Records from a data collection
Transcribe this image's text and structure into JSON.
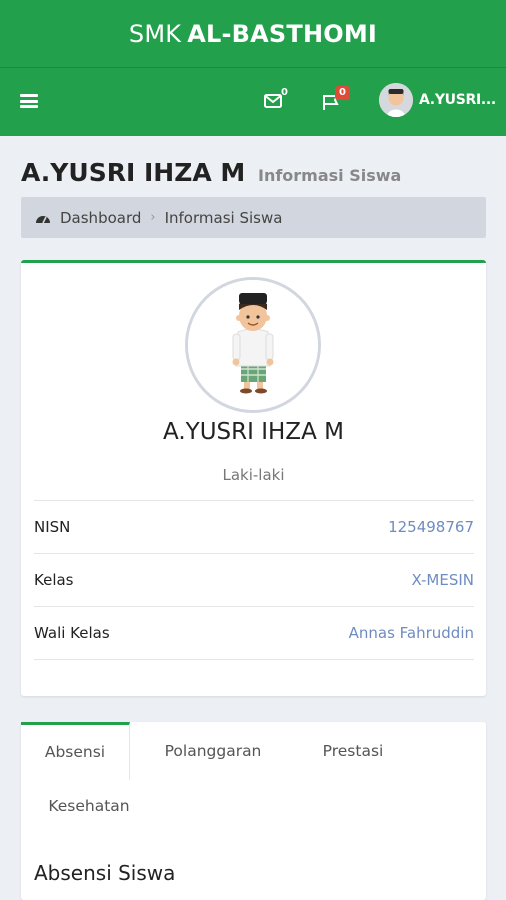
{
  "brand": {
    "prefix": "SMK",
    "name": "AL-BASTHOMI"
  },
  "navbar": {
    "messages_count": "0",
    "notifications_count": "0",
    "user_name": "A.YUSRI..."
  },
  "header": {
    "title": "A.YUSRI IHZA M",
    "subtitle": "Informasi Siswa"
  },
  "breadcrumb": {
    "home": "Dashboard",
    "current": "Informasi Siswa"
  },
  "profile": {
    "name": "A.YUSRI IHZA M",
    "gender": "Laki-laki",
    "fields": [
      {
        "label": "NISN",
        "value": "125498767"
      },
      {
        "label": "Kelas",
        "value": "X-MESIN"
      },
      {
        "label": "Wali Kelas",
        "value": "Annas Fahruddin"
      }
    ]
  },
  "tabs": [
    {
      "label": "Absensi",
      "active": true
    },
    {
      "label": "Polanggaran",
      "active": false
    },
    {
      "label": "Prestasi",
      "active": false
    },
    {
      "label": "Kesehatan",
      "active": false
    }
  ],
  "tab_content": {
    "title": "Absensi Siswa"
  },
  "colors": {
    "primary": "#22a04b",
    "badge": "#dd4b39",
    "link_value": "#6f8cc1",
    "background": "#ecf0f5"
  }
}
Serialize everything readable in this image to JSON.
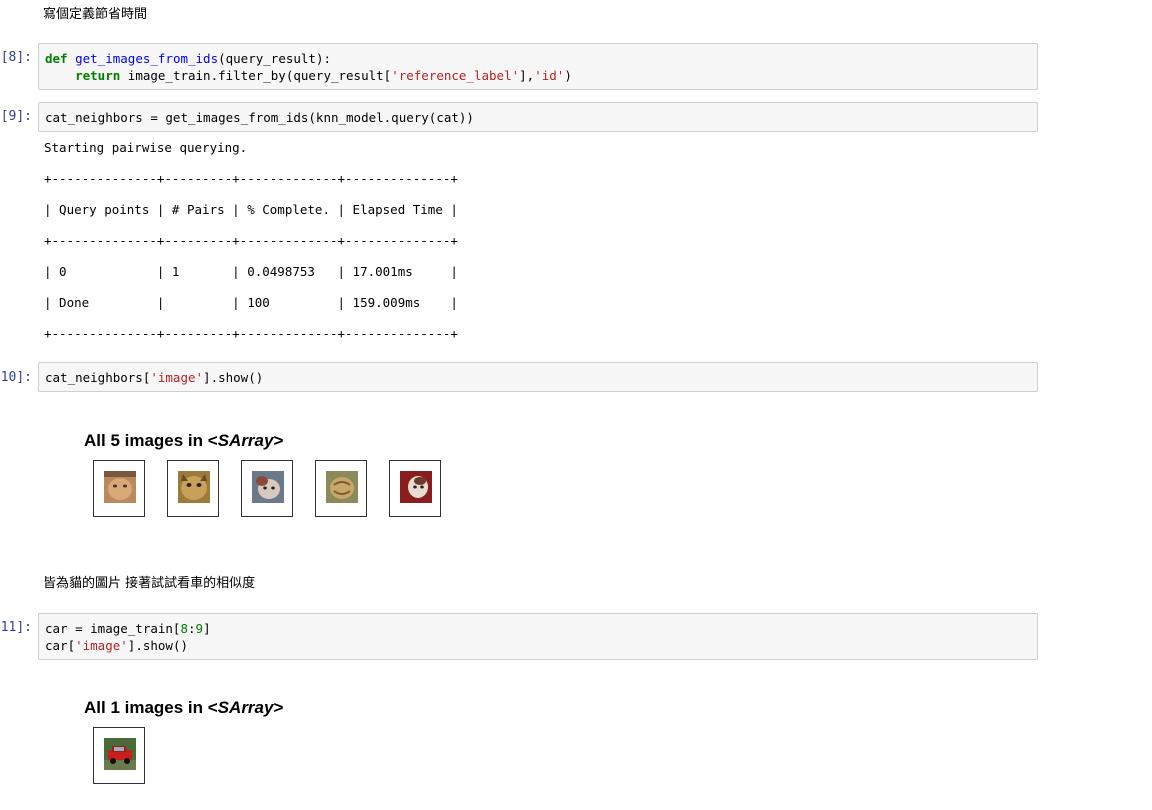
{
  "md1": "寫個定義節省時間",
  "cells": [
    {
      "prompt": "[8]:",
      "line1_kw": "def",
      "line1_fn": "get_images_from_ids",
      "line1_rest": "(query_result):",
      "line2_kw": "return",
      "line2_a": " image_train.filter_by(query_result[",
      "line2_s1": "'reference_label'",
      "line2_b": "],",
      "line2_s2": "'id'",
      "line2_c": ")"
    },
    {
      "prompt": "[9]:",
      "code": "cat_neighbors = get_images_from_ids(knn_model.query(cat))"
    },
    {
      "prompt": "10]:",
      "code_a": "cat_neighbors[",
      "code_s": "'image'",
      "code_b": "].show()"
    },
    {
      "prompt": "11]:",
      "l1_a": "car = image_train[",
      "l1_n1": "8",
      "l1_b": ":",
      "l1_n2": "9",
      "l1_c": "]",
      "l2_a": "car[",
      "l2_s": "'image'",
      "l2_b": "].show()"
    }
  ],
  "output": {
    "line1": "Starting pairwise querying.",
    "sep": "+--------------+---------+-------------+--------------+",
    "header": "| Query points | # Pairs | % Complete. | Elapsed Time |",
    "row1": "| 0            | 1       | 0.0498753   | 17.001ms     |",
    "row2": "| Done         |         | 100         | 159.009ms    |"
  },
  "sarray1": {
    "prefix": "All 5 images in <",
    "type": "SArray",
    "suffix": ">"
  },
  "md2": "皆為貓的圖片 接著試試看車的相似度",
  "sarray2": {
    "prefix": "All 1 images in <",
    "type": "SArray",
    "suffix": ">"
  },
  "thumbs_cat": [
    "cat-image-1",
    "cat-image-2",
    "cat-image-3",
    "cat-image-4",
    "cat-image-5"
  ],
  "thumbs_car": [
    "car-image-1"
  ]
}
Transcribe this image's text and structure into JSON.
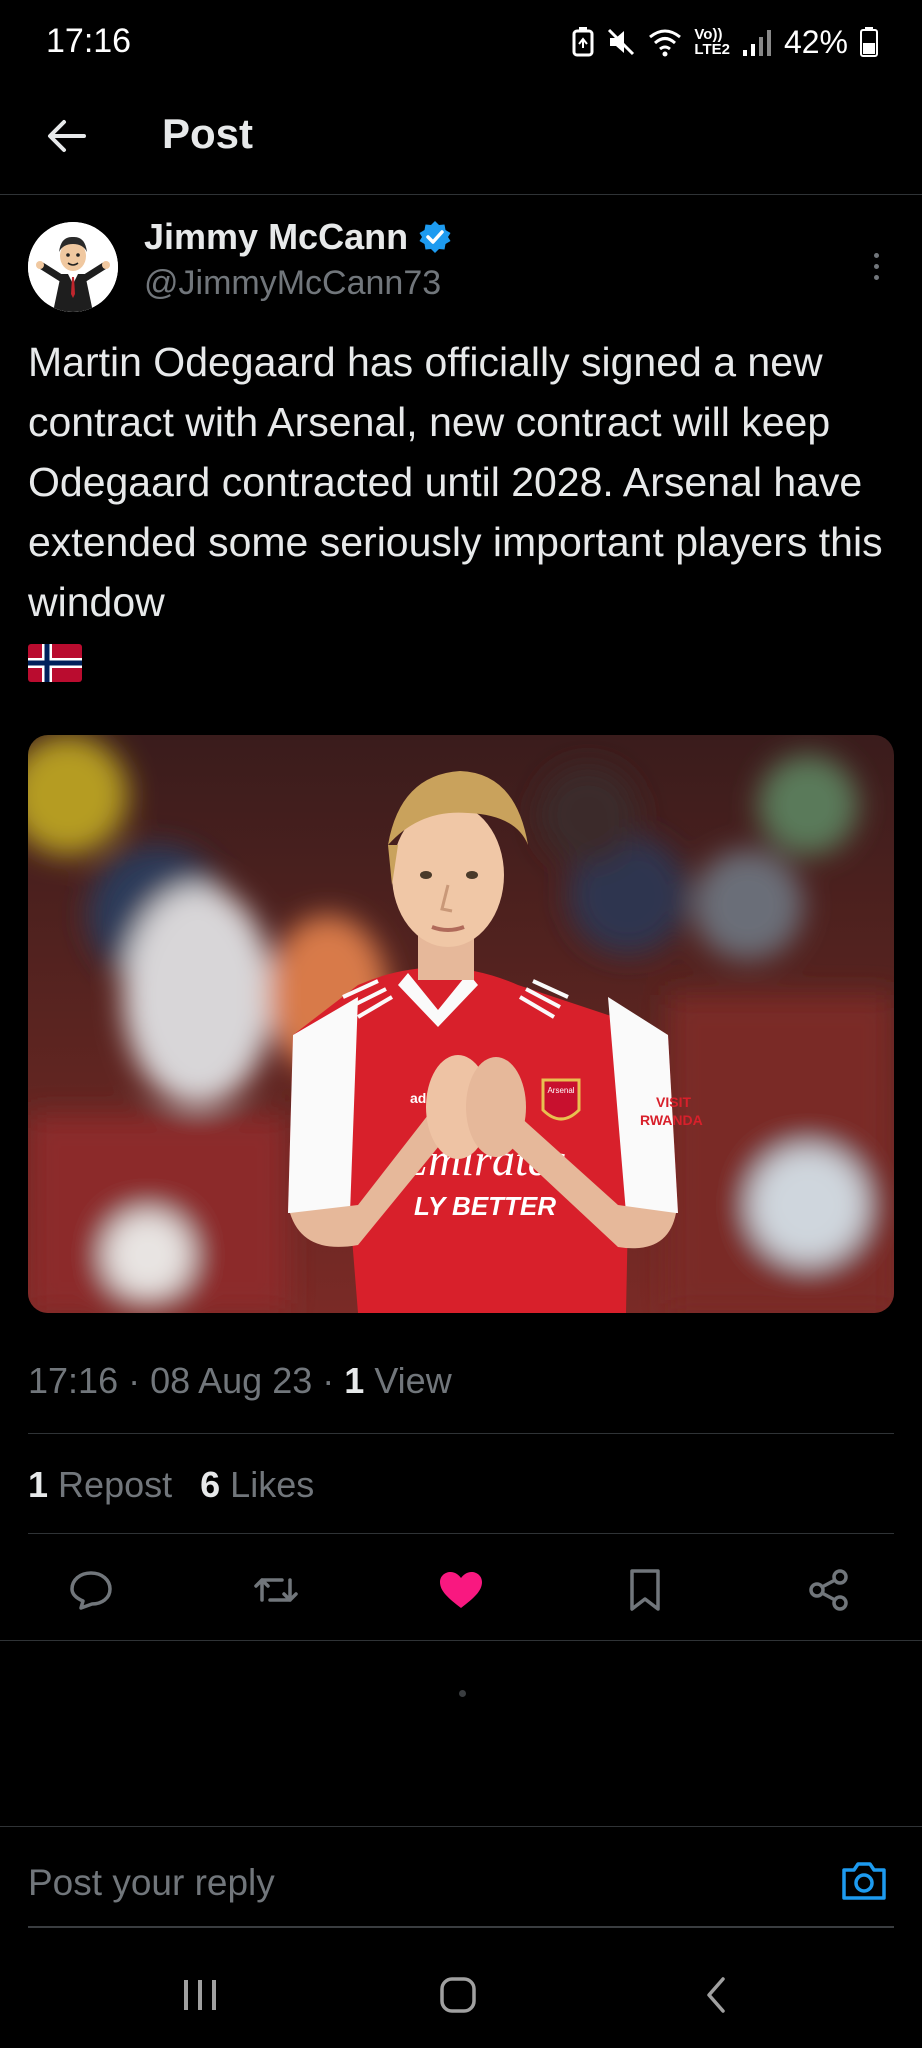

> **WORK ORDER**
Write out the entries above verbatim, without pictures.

> **ANSWER BOX**
Transcribe this image's text and structure into JSON.
{
  "brand": {
    "prefix": "SMK",
    "name": "AL-BASTHOMI"
  },
  "navbar": {
    "messages_count": "0",
    "notifications_count": "0",
    "user_name": "A.YUSRI..."
  },
  "header": {
    "title": "A.YUSRI IHZA M",
    "subtitle": "Informasi Siswa"
  },
  "breadcrumb": {
    "home": "Dashboard",
    "current": "Informasi Siswa"
  },
  "profile": {
    "name": "A.YUSRI IHZA M",
    "gender": "Laki-laki",
    "fields": [
      {
        "label": "NISN",
        "value": "125498767"
      },
      {
        "label": "Kelas",
        "value": "X-MESIN"
      },
      {
        "label": "Wali Kelas",
        "value": "Annas Fahruddin"
      }
    ]
  },
  "tabs": [
    {
      "label": "Absensi",
      "active": true
    },
    {
      "label": "Polanggaran",
      "active": false
    },
    {
      "label": "Prestasi",
      "active": false
    },
    {
      "label": "Kesehatan",
      "active": false
    }
  ],
  "tab_content": {
    "title": "Absensi Siswa"
  },
  "colors": {
    "primary": "#22a04b",
    "badge": "#dd4b39",
    "link_value": "#6f8cc1",
    "background": "#ecf0f5"
  }
}
Serialize everything readable in this image to JSON.
{
  "md1": "寫個定義節省時間",
  "cells": [
    {
      "prompt": "[8]:",
      "line1_kw": "def",
      "line1_fn": "get_images_from_ids",
      "line1_rest": "(query_result):",
      "line2_kw": "return",
      "line2_a": " image_train.filter_by(query_result[",
      "line2_s1": "'reference_label'",
      "line2_b": "],",
      "line2_s2": "'id'",
      "line2_c": ")"
    },
    {
      "prompt": "[9]:",
      "code": "cat_neighbors = get_images_from_ids(knn_model.query(cat))"
    },
    {
      "prompt": "10]:",
      "code_a": "cat_neighbors[",
      "code_s": "'image'",
      "code_b": "].show()"
    },
    {
      "prompt": "11]:",
      "l1_a": "car = image_train[",
      "l1_n1": "8",
      "l1_b": ":",
      "l1_n2": "9",
      "l1_c": "]",
      "l2_a": "car[",
      "l2_s": "'image'",
      "l2_b": "].show()"
    }
  ],
  "output": {
    "line1": "Starting pairwise querying.",
    "sep": "+--------------+---------+-------------+--------------+",
    "header": "| Query points | # Pairs | % Complete. | Elapsed Time |",
    "row1": "| 0            | 1       | 0.0498753   | 17.001ms     |",
    "row2": "| Done         |         | 100         | 159.009ms    |"
  },
  "sarray1": {
    "prefix": "All 5 images in <",
    "type": "SArray",
    "suffix": ">"
  },
  "md2": "皆為貓的圖片 接著試試看車的相似度",
  "sarray2": {
    "prefix": "All 1 images in <",
    "type": "SArray",
    "suffix": ">"
  },
  "thumbs_cat": [
    "cat-image-1",
    "cat-image-2",
    "cat-image-3",
    "cat-image-4",
    "cat-image-5"
  ],
  "thumbs_car": [
    "car-image-1"
  ]
}
Transcribe this image's text and structure into JSON.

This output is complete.